» **Provided data**:
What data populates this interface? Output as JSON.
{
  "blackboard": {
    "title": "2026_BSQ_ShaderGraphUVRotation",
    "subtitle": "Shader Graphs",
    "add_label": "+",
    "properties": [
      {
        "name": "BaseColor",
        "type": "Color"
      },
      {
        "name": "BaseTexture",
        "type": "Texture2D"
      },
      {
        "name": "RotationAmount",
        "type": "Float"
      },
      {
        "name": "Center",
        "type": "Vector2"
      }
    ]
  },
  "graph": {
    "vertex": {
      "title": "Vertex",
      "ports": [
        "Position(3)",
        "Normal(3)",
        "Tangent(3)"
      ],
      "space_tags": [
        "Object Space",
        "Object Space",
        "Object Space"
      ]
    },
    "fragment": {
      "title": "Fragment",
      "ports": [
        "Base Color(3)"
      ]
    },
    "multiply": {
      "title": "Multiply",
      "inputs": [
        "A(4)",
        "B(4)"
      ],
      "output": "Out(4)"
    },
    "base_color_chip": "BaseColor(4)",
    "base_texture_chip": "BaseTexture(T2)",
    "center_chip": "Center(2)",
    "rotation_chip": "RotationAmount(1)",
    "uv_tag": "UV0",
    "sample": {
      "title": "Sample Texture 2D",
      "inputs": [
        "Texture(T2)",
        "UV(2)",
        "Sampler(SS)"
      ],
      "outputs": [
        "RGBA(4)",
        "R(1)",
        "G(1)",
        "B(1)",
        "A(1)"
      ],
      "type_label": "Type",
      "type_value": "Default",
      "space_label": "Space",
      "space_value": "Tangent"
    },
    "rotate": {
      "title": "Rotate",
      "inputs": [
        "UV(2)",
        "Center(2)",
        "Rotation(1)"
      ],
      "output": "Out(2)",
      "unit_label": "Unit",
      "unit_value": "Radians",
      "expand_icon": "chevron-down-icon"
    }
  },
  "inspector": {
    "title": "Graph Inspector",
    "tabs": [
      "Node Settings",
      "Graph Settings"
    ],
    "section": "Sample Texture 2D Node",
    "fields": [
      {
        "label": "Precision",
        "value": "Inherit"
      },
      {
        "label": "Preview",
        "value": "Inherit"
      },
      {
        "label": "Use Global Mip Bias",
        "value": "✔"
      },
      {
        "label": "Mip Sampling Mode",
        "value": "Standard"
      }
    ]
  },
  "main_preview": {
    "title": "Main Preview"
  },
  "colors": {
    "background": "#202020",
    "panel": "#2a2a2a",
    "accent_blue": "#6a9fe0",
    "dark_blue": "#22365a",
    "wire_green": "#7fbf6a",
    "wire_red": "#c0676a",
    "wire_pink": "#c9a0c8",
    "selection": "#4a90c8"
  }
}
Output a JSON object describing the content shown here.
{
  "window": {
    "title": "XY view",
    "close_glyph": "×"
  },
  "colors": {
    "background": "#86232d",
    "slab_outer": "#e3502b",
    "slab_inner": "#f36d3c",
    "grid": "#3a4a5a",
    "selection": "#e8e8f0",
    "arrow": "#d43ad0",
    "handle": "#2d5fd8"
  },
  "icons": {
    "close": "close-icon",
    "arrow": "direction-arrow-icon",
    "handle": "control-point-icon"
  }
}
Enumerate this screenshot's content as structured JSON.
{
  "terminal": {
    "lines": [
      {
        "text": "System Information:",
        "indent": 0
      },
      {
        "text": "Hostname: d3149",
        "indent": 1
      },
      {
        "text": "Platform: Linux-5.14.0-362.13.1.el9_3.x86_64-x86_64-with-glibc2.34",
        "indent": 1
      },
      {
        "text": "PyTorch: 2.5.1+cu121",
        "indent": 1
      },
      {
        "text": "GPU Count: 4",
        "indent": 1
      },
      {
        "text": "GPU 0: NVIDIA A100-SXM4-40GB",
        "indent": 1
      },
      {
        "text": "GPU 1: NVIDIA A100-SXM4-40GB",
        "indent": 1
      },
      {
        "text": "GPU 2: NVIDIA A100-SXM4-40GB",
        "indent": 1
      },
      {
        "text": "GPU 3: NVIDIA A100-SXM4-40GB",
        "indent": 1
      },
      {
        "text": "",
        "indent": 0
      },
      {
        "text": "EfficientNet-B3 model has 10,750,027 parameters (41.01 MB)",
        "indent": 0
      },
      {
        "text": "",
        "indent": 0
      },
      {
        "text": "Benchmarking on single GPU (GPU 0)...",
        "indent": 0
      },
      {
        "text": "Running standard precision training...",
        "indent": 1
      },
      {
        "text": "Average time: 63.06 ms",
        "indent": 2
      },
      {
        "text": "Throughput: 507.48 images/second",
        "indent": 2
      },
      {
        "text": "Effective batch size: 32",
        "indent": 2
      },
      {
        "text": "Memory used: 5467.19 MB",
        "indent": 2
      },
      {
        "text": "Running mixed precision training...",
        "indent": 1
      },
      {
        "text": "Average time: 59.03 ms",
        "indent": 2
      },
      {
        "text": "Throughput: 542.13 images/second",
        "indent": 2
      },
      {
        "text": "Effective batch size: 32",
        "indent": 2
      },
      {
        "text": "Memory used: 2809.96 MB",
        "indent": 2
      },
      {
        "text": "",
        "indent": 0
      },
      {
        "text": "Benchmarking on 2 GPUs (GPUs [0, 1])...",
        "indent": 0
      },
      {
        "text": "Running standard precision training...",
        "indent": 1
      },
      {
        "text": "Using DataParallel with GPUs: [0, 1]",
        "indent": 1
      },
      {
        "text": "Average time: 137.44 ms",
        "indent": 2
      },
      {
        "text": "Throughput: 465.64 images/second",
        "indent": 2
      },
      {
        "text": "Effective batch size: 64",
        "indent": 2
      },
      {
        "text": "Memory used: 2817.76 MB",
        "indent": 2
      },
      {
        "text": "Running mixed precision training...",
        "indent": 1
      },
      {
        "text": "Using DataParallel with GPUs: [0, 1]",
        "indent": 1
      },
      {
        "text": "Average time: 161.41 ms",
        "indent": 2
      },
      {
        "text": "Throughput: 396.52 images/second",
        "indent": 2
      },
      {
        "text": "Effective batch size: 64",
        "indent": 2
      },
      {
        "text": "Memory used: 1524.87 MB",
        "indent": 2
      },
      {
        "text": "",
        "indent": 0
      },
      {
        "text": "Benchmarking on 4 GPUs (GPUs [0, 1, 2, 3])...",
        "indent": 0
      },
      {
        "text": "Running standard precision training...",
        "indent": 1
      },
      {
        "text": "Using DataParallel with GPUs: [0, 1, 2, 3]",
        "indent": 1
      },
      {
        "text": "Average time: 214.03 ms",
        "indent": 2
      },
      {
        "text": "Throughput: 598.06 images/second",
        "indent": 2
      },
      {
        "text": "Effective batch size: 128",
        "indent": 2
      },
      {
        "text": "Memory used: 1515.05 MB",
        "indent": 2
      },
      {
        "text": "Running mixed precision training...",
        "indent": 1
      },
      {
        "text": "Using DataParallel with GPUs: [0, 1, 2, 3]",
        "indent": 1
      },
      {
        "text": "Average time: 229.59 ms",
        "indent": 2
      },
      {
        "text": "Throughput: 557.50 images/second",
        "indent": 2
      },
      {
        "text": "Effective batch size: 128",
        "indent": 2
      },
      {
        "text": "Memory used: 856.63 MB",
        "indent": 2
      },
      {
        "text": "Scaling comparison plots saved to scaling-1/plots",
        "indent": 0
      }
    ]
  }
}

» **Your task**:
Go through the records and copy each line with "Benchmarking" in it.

» **Task answer**:
        "text": "Benchmarking on single GPU (GPU 0)...",
        "text": "Benchmarking on 2 GPUs (GPUs [0, 1])...",
        "text": "Benchmarking on 4 GPUs (GPUs [0, 1, 2, 3])...",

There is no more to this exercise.